Because many website platforms have limited capabilities, it’s important that you know what you’re working with before you begin to try to roll this out. Knowing your tech stack and its gaps can help you better understand what you can and can’t do when it comes to lead attribution.
Next Steps - What Happens Before Last Touch and After First Touch
Anyone that knows the apartment business knows that searching for and renting an apartment is not a short-term process. Prospects will frequently return to the website multiple times before any decision is made. Any sources that show up in the middle of the customer journey won’t get any credit for the lead.
Below is an example of multiple different leads coming through a property website and the multiple different paths that the users took on their way towards becoming a lead. (This is a standard report you can access in Google Analytics.)
Note how in this example, if you were using Last Touch attribution, Paid Ads would only get credit for one path, but in reality they were the starting point for 5 out of 10 of these lead paths. The bigger the window of time, and the more channels we look at means exponentially more paths the lead can take.
Important Steps to Measuring Effectively
The most important step to reporting anything of meaning with your CRM and website tools is having consistent data integrity. Pick your methods and KPIs based on your tech stack and sticking with it. It doesn’t do you any good to report on one channel in a different way than another. If you have specific source you are trying to track–like paid search or social ads–use dedicated landing pages to track those leads. This will position you far better to track your leads back to the right source.
Before you attribute a lead or start a campaign, it is imperative to identify your end goal. Know that not every piece of your marketing campaign is going to drive leads to the property. Every aspect of your marketing campaign should work in concert; some parts generate leads, some parts increase closing rates and they all contribute to your success. In the end, it might be worthwhile to think contribution, not attribution. The sources that nurtured a lead are just as important as the ones that converted it.

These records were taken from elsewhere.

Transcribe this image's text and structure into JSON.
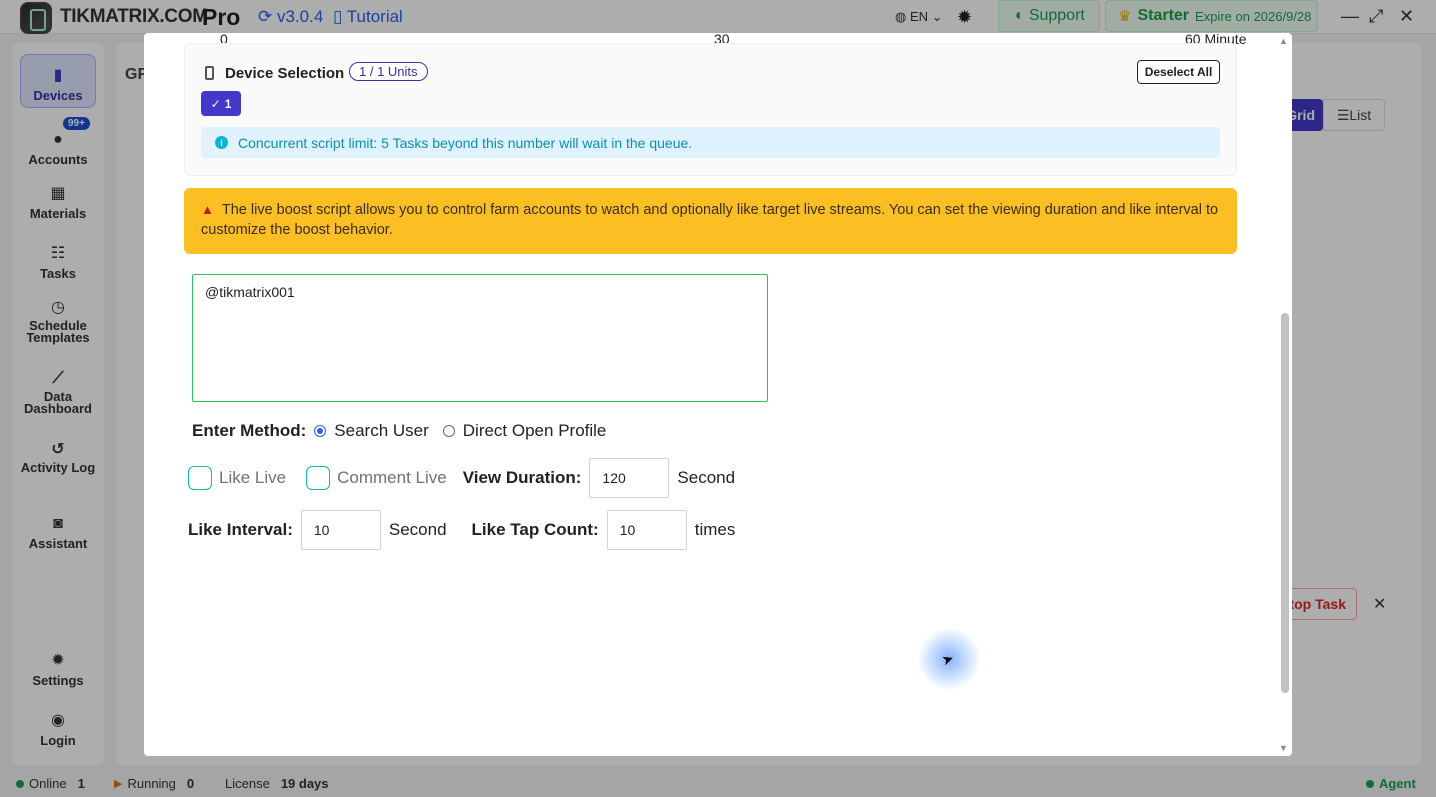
{
  "topbar": {
    "brand": "TIKMATRIX.COM",
    "edition": "Pro",
    "version": "v3.0.4",
    "tutorial": "Tutorial",
    "language": "EN",
    "support": "Support",
    "plan": "Starter",
    "expire": "Expire on 2026/9/28"
  },
  "sidebar": {
    "items": [
      {
        "label": "Devices",
        "icon": "phone-icon",
        "active": true
      },
      {
        "label": "Accounts",
        "icon": "user-icon",
        "badge": "99+"
      },
      {
        "label": "Materials",
        "icon": "film-icon"
      },
      {
        "label": "Tasks",
        "icon": "list-icon"
      },
      {
        "label": "Schedule Templates",
        "icon": "clock-icon"
      },
      {
        "label": "Data Dashboard",
        "icon": "chart-icon"
      },
      {
        "label": "Activity Log",
        "icon": "history-icon"
      },
      {
        "label": "Assistant",
        "icon": "chat-icon"
      },
      {
        "label": "Settings",
        "icon": "gear-icon"
      },
      {
        "label": "Login",
        "icon": "user-circle-icon"
      }
    ]
  },
  "background": {
    "title_fragment": "GF",
    "view_grid": "Grid",
    "view_list": "List",
    "stop_task": "Stop Task"
  },
  "modal": {
    "scale": {
      "min": "0",
      "mid": "30",
      "max": "60 Minute"
    },
    "device_selection": {
      "title": "Device Selection",
      "units_badge": "1 / 1 Units",
      "deselect_all": "Deselect All",
      "device_chip": "1"
    },
    "concurrency_info": "Concurrent script limit: 5 Tasks beyond this number will wait in the queue.",
    "warning": "The live boost script allows you to control farm accounts to watch and optionally like target live streams. You can set the viewing duration and like interval to customize the boost behavior.",
    "target_users": "@tikmatrix001",
    "enter_method": {
      "label": "Enter Method:",
      "options": [
        "Search User",
        "Direct Open Profile"
      ],
      "selected": "Search User"
    },
    "like_live": "Like Live",
    "comment_live": "Comment Live",
    "view_duration": {
      "label": "View Duration:",
      "value": "120",
      "unit": "Second"
    },
    "like_interval": {
      "label": "Like Interval:",
      "value": "10",
      "unit": "Second"
    },
    "like_tap_count": {
      "label": "Like Tap Count:",
      "value": "10",
      "unit": "times"
    }
  },
  "statusbar": {
    "online_label": "Online",
    "online_count": "1",
    "running_label": "Running",
    "running_count": "0",
    "license_label": "License",
    "license_value": "19 days",
    "agent": "Agent"
  },
  "colors": {
    "accent": "#4338ca",
    "success": "#16a34a",
    "warning_bg": "#fbbf24",
    "info_bg": "#e0f2fe"
  }
}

As you work towards a toolbox to tackle Lead Attribution, 30 Lines is always here to answer any questions and provide you with the right questions to ask your other providers.